> [Work instruction]: The records that follow must be reproduced in full, exactly as written.

> [Data records]:
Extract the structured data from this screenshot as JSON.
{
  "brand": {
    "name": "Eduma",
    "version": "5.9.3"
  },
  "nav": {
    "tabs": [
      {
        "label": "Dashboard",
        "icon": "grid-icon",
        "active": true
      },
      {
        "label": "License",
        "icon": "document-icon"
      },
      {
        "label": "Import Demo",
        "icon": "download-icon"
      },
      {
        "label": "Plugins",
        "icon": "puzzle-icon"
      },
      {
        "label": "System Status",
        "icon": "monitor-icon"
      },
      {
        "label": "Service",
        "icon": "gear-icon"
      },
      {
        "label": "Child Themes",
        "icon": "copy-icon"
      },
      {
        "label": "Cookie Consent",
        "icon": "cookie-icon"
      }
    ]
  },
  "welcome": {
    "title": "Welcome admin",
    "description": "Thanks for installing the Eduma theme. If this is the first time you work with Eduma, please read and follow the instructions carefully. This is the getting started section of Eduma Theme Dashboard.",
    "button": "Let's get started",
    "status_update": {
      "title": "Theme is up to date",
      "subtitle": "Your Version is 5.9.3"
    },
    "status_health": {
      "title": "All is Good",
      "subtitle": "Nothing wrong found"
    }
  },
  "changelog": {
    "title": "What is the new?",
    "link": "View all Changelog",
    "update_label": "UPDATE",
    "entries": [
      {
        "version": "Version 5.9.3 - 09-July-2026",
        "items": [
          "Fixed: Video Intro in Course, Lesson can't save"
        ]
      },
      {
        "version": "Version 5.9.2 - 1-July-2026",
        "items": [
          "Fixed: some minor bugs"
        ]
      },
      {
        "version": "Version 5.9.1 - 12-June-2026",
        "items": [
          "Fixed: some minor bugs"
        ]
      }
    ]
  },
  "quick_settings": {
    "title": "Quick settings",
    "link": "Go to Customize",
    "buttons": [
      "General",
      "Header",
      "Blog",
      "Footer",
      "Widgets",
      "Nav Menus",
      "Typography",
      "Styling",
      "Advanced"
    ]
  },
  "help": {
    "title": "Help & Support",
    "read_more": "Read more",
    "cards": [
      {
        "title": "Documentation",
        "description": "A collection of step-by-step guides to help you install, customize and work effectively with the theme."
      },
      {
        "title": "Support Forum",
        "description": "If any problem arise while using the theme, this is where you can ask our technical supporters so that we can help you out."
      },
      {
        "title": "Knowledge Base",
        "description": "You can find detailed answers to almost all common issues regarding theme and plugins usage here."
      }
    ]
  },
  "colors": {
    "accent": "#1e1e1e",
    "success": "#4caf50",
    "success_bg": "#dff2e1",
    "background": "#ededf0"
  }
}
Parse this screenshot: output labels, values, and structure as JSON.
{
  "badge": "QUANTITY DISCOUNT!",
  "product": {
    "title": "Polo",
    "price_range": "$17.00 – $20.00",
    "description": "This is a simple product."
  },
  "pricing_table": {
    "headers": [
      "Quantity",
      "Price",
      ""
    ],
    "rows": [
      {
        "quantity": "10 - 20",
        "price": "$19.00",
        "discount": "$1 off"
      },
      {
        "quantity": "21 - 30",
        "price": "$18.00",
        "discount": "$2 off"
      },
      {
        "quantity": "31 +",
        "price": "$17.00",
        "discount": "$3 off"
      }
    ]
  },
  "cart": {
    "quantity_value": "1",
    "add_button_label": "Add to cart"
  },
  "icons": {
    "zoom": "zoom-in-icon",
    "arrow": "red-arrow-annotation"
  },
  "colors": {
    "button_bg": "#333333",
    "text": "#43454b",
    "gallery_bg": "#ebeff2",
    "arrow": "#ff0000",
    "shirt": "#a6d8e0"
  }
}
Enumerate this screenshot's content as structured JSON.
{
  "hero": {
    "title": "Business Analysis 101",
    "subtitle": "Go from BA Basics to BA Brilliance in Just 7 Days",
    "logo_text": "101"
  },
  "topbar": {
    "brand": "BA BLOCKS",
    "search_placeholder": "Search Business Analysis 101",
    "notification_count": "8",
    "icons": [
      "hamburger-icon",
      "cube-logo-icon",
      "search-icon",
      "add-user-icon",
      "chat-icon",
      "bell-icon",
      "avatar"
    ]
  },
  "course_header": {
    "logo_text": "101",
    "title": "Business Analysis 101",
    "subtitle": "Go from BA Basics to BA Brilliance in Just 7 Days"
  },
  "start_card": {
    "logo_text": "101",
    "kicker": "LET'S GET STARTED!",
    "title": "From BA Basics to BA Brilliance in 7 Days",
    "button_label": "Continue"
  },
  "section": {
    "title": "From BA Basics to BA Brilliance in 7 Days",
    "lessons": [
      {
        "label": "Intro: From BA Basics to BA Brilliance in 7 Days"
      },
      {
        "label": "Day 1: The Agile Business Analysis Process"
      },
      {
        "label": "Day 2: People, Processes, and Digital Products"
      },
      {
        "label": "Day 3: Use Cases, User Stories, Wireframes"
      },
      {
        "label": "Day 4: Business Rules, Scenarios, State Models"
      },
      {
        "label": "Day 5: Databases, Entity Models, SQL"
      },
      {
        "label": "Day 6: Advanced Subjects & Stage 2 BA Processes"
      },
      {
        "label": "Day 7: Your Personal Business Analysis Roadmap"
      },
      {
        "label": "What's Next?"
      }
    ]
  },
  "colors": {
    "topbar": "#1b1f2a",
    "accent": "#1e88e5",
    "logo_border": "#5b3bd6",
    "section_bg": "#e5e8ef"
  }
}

> [Answer box]:
Extract the structured data from this screenshot as JSON.
{
  "brand": {
    "name": "Eduma",
    "version": "5.9.3"
  },
  "nav": {
    "tabs": [
      {
        "label": "Dashboard",
        "icon": "grid-icon",
        "active": true
      },
      {
        "label": "License",
        "icon": "document-icon"
      },
      {
        "label": "Import Demo",
        "icon": "download-icon"
      },
      {
        "label": "Plugins",
        "icon": "puzzle-icon"
      },
      {
        "label": "System Status",
        "icon": "monitor-icon"
      },
      {
        "label": "Service",
        "icon": "gear-icon"
      },
      {
        "label": "Child Themes",
        "icon": "copy-icon"
      },
      {
        "label": "Cookie Consent",
        "icon": "cookie-icon"
      }
    ]
  },
  "welcome": {
    "title": "Welcome admin",
    "description": "Thanks for installing the Eduma theme. If this is the first time you work with Eduma, please read and follow the instructions carefully. This is the getting started section of Eduma Theme Dashboard.",
    "button": "Let's get started",
    "status_update": {
      "title": "Theme is up to date",
      "subtitle": "Your Version is 5.9.3"
    },
    "status_health": {
      "title": "All is Good",
      "subtitle": "Nothing wrong found"
    }
  },
  "changelog": {
    "title": "What is the new?",
    "link": "View all Changelog",
    "update_label": "UPDATE",
    "entries": [
      {
        "version": "Version 5.9.3 - 09-July-2026",
        "items": [
          "Fixed: Video Intro in Course, Lesson can't save"
        ]
      },
      {
        "version": "Version 5.9.2 - 1-July-2026",
        "items": [
          "Fixed: some minor bugs"
        ]
      },
      {
        "version": "Version 5.9.1 - 12-June-2026",
        "items": [
          "Fixed: some minor bugs"
        ]
      }
    ]
  },
  "quick_settings": {
    "title": "Quick settings",
    "link": "Go to Customize",
    "buttons": [
      "General",
      "Header",
      "Blog",
      "Footer",
      "Widgets",
      "Nav Menus",
      "Typography",
      "Styling",
      "Advanced"
    ]
  },
  "help": {
    "title": "Help & Support",
    "read_more": "Read more",
    "cards": [
      {
        "title": "Documentation",
        "description": "A collection of step-by-step guides to help you install, customize and work effectively with the theme."
      },
      {
        "title": "Support Forum",
        "description": "If any problem arise while using the theme, this is where you can ask our technical supporters so that we can help you out."
      },
      {
        "title": "Knowledge Base",
        "description": "You can find detailed answers to almost all common issues regarding theme and plugins usage here."
      }
    ]
  },
  "colors": {
    "accent": "#1e1e1e",
    "success": "#4caf50",
    "success_bg": "#dff2e1",
    "background": "#ededf0"
  }
}
Parse this screenshot: output labels, values, and structure as JSON.
{
  "badge": "QUANTITY DISCOUNT!",
  "product": {
    "title": "Polo",
    "price_range": "$17.00 – $20.00",
    "description": "This is a simple product."
  },
  "pricing_table": {
    "headers": [
      "Quantity",
      "Price",
      ""
    ],
    "rows": [
      {
        "quantity": "10 - 20",
        "price": "$19.00",
        "discount": "$1 off"
      },
      {
        "quantity": "21 - 30",
        "price": "$18.00",
        "discount": "$2 off"
      },
      {
        "quantity": "31 +",
        "price": "$17.00",
        "discount": "$3 off"
      }
    ]
  },
  "cart": {
    "quantity_value": "1",
    "add_button_label": "Add to cart"
  },
  "icons": {
    "zoom": "zoom-in-icon",
    "arrow": "red-arrow-annotation"
  },
  "colors": {
    "button_bg": "#333333",
    "text": "#43454b",
    "gallery_bg": "#ebeff2",
    "arrow": "#ff0000",
    "shirt": "#a6d8e0"
  }
}
Enumerate this screenshot's content as structured JSON.
{
  "hero": {
    "title": "Business Analysis 101",
    "subtitle": "Go from BA Basics to BA Brilliance in Just 7 Days",
    "logo_text": "101"
  },
  "topbar": {
    "brand": "BA BLOCKS",
    "search_placeholder": "Search Business Analysis 101",
    "notification_count": "8",
    "icons": [
      "hamburger-icon",
      "cube-logo-icon",
      "search-icon",
      "add-user-icon",
      "chat-icon",
      "bell-icon",
      "avatar"
    ]
  },
  "course_header": {
    "logo_text": "101",
    "title": "Business Analysis 101",
    "subtitle": "Go from BA Basics to BA Brilliance in Just 7 Days"
  },
  "start_card": {
    "logo_text": "101",
    "kicker": "LET'S GET STARTED!",
    "title": "From BA Basics to BA Brilliance in 7 Days",
    "button_label": "Continue"
  },
  "section": {
    "title": "From BA Basics to BA Brilliance in 7 Days",
    "lessons": [
      {
        "label": "Intro: From BA Basics to BA Brilliance in 7 Days"
      },
      {
        "label": "Day 1: The Agile Business Analysis Process"
      },
      {
        "label": "Day 2: People, Processes, and Digital Products"
      },
      {
        "label": "Day 3: Use Cases, User Stories, Wireframes"
      },
      {
        "label": "Day 4: Business Rules, Scenarios, State Models"
      },
      {
        "label": "Day 5: Databases, Entity Models, SQL"
      },
      {
        "label": "Day 6: Advanced Subjects & Stage 2 BA Processes"
      },
      {
        "label": "Day 7: Your Personal Business Analysis Roadmap"
      },
      {
        "label": "What's Next?"
      }
    ]
  },
  "colors": {
    "topbar": "#1b1f2a",
    "accent": "#1e88e5",
    "logo_border": "#5b3bd6",
    "section_bg": "#e5e8ef"
  }
}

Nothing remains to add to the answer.